severe economic and political consequences of a Chrysler shutdown across
broad swaths of the industrial Midwest."
Opponents, led by Austan Goolsbee, a member of the Council of Economic
Advisers, argued that Chrysler's collapse would have benefits: reducing
excess capacity, strengthening GM and Ford, and shrinking the amount of
government money needed to save GM.
"As a University of Chicago laboratory experiment, (Goolsbee) may well
have been right. But we were dealing with people's lives, not mice,"
Rattner told The News. "None of us were brave enough ... We just said to
ourselves, 'That's 300,000 jobs in one day, when you have an alternative
that's not stupid.' "
Obama reached a decision during a second meeting that day with his
economic team, Rattner recounted in Fortune. "I've decided. I'm prepared
to support Chrysler if we can get the Fiat alliance done on terms that
make sense to us," the president concluded.
GM schism cited at RenCen
At GM, members of the auto task force discovered an insulated cadre of
executives, and "perhaps the weakest finance operation any of us had
ever seen in a major company," Rattner wrote.
GM sent the government PowerPoint presentations almost daily, seeking
approval to spend $100 million. But the task force was "appalled by the
absence of sound analysis to justify these expenditures," Rattner wrote.
Senior GM executives worked on the top floor of Detroit's Renaissance
Center, behind locked and guarded glass doors. The execs had special
cards "that allowed them to descend to their private garage without
stopping ... No mixing with the drones."
GM Chairman and CEO Rick Wagoner set a tone at GM of "friendly arrogance."
"Rick and his team seemed to believe that virtually all of their
problems could be laid at the feet of some combination of the financial
crisis, oil prices, the yen-dollar exchange rate and the UAW," Rattner
It soon became clear to the task force that GM's management had to change.
"It seemed completely obvious to us that any management team that had
burned through $21 billion of cash in a year and another $13 billion in
the first quarter of 2009 could not be allowed to continue," wrote
Rattner, a former Wall Street financier who has returned to private life.
In mid-March, Wagoner offered to resign -- an offer he had also made to
the Bush administration if necessary to win emergency loans. Rattner
initially rejected the offer, but asked Wagoner to step aside March 27,
before a regular board meeting.
Wagoner, he wrote, was impassive, but then asked: "Are you going to fire
(UAW President) Ron Gettelfinger, too?"
"I'm not in charge of firing Ron Gettelfinger," Rattner replied.

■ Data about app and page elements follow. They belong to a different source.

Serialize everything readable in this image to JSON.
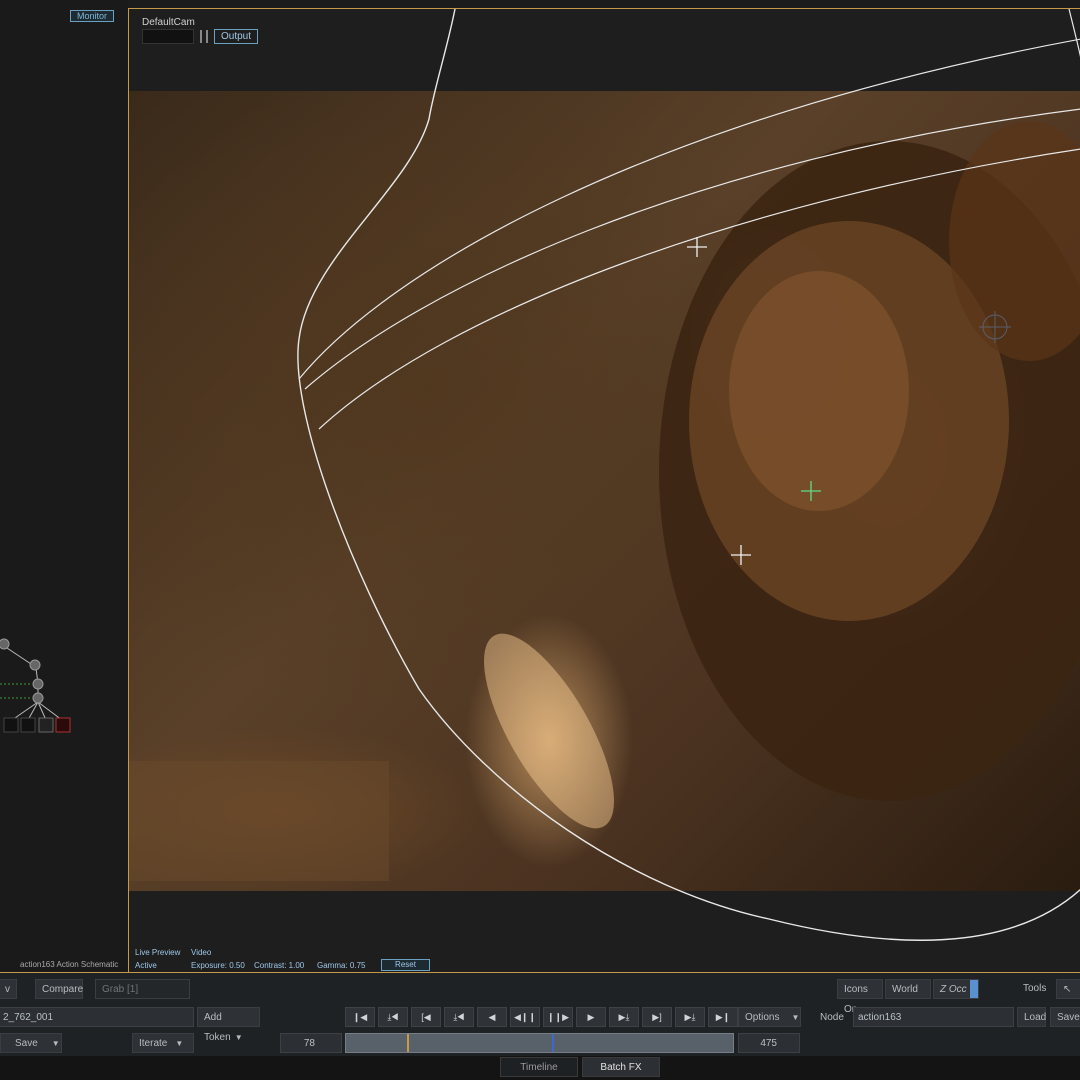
{
  "left_panel": {
    "monitor_label": "Monitor",
    "schematic_title": "action163 Action Schematic"
  },
  "viewer": {
    "camera_label": "DefaultCam",
    "output_label": "Output",
    "live_preview": "Live Preview",
    "video": "Video",
    "active": "Active",
    "exposure": "Exposure: 0.50",
    "contrast": "Contrast: 1.00",
    "gamma": "Gamma: 0.75",
    "reset_label": "Reset"
  },
  "toolbar_top": {
    "left_btn": "v",
    "compare": "Compare",
    "grab": "Grab [1]",
    "icons_on": "Icons On",
    "world": "World",
    "z_occ": "Z Occ",
    "tools": "Tools"
  },
  "toolbar_mid": {
    "clip_name": "2_762_001",
    "add_token": "Add Token",
    "options": "Options",
    "node_label": "Node",
    "node_value": "action163",
    "load": "Load",
    "save": "Save"
  },
  "toolbar_bottom": {
    "save": "Save",
    "iterate": "Iterate",
    "start_frame": "78",
    "end_frame": "475"
  },
  "tabs": [
    {
      "label": "Timeline"
    },
    {
      "label": "Batch FX"
    }
  ],
  "transport_icons": [
    "go-start-icon",
    "mark-in-icon",
    "in-bracket-icon",
    "prev-key-icon",
    "step-back-icon",
    "play-reverse-icon",
    "pause-icon",
    "play-icon",
    "next-key-icon",
    "out-bracket-icon",
    "mark-out-icon",
    "go-end-icon"
  ],
  "colors": {
    "accent": "#c79a4a",
    "highlight_blue": "#6aa0c0",
    "active_blue": "#5a8fd0"
  }
}
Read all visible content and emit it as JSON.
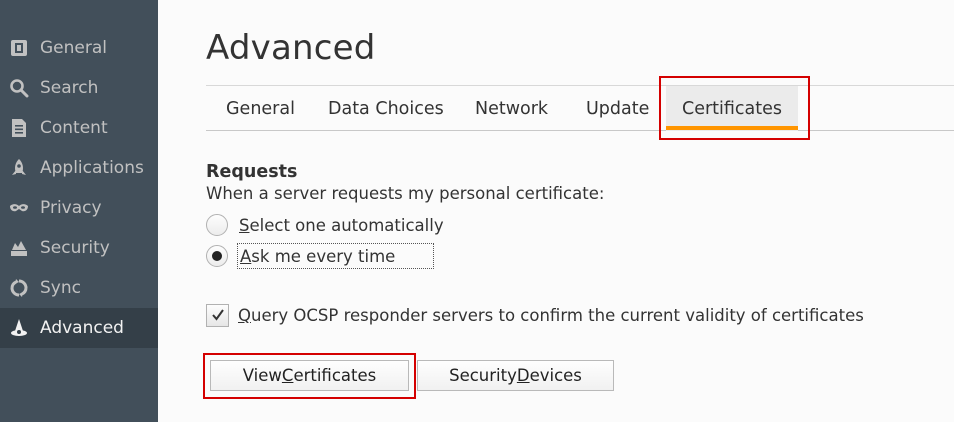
{
  "sidebar": {
    "items": [
      {
        "label": "General",
        "icon": "general-icon"
      },
      {
        "label": "Search",
        "icon": "search-icon"
      },
      {
        "label": "Content",
        "icon": "content-icon"
      },
      {
        "label": "Applications",
        "icon": "applications-icon"
      },
      {
        "label": "Privacy",
        "icon": "privacy-mask-icon"
      },
      {
        "label": "Security",
        "icon": "security-icon"
      },
      {
        "label": "Sync",
        "icon": "sync-icon"
      },
      {
        "label": "Advanced",
        "icon": "advanced-icon",
        "active": true
      }
    ]
  },
  "page": {
    "title": "Advanced"
  },
  "tabs": [
    {
      "label": "General"
    },
    {
      "label": "Data Choices"
    },
    {
      "label": "Network"
    },
    {
      "label": "Update"
    },
    {
      "label": "Certificates",
      "selected": true
    }
  ],
  "requests": {
    "title": "Requests",
    "description": "When a server requests my personal certificate:",
    "options": [
      {
        "label_access": "S",
        "label_rest": "elect one automatically",
        "checked": false
      },
      {
        "label_access": "A",
        "label_rest": "sk me every time",
        "checked": true
      }
    ]
  },
  "ocsp": {
    "label_access": "Q",
    "label_rest": "uery OCSP responder servers to confirm the current validity of certificates",
    "checked": true
  },
  "buttons": {
    "view_certificates": {
      "before": "View ",
      "access": "C",
      "after": "ertificates"
    },
    "security_devices": {
      "before": "Security ",
      "access": "D",
      "after": "evices"
    }
  },
  "colors": {
    "sidebar_bg": "#424f5a",
    "sidebar_active_bg": "#343f48",
    "tab_underline": "#ff9500",
    "highlight": "#d40000"
  }
}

Wagoner declined to comment through a spokesman Tuesday.
The GM board's reaction to Wagoner's firing was "violent, including
veiled suggestions of mass resignations," according to Rattner.
"The directors felt that one of their most important responsibilities --
hiring and firing the CEO -- had been usurped by the government without
any warning or consultation," he wrote.
GM's board wasn't up to the job, Rattner believed.
"If ever a board of directors needed shuffling, it was GM's, which had
been utterly docile in the face of mounting evidence of looming disaster."
The government, which took a 61 percent equity stake in GM to forgive
the bulk of its loans, replaced most of GM's board after it exited
bankruptcy July 10.
Rattner said Fritz Henderson, who was chief financial officer, was the
only internal candidate considered to replace Wagoner.
"We just didn't feel that at that moment, with everything going on, that
we had the luxury of spending six months trying to find someone while
restructuring the company, while it was in bankruptcy," Rattner told The
News. Henderson showed "promise."
GM dumped its Pontiac, Saturn and Hummer brands, and the task force
suggested even deeper brand cuts, Rattner said.
But Buick and GMC were "saved by Fritz Henderson's passionate belief in
Buick's China appeal and GMC's reputation for ruggedness," he wrote.
Looking back, Rattner said the task force was successful -- in part
because it didn't need congressional approval. But the final verdict
"People are going to have to be patient."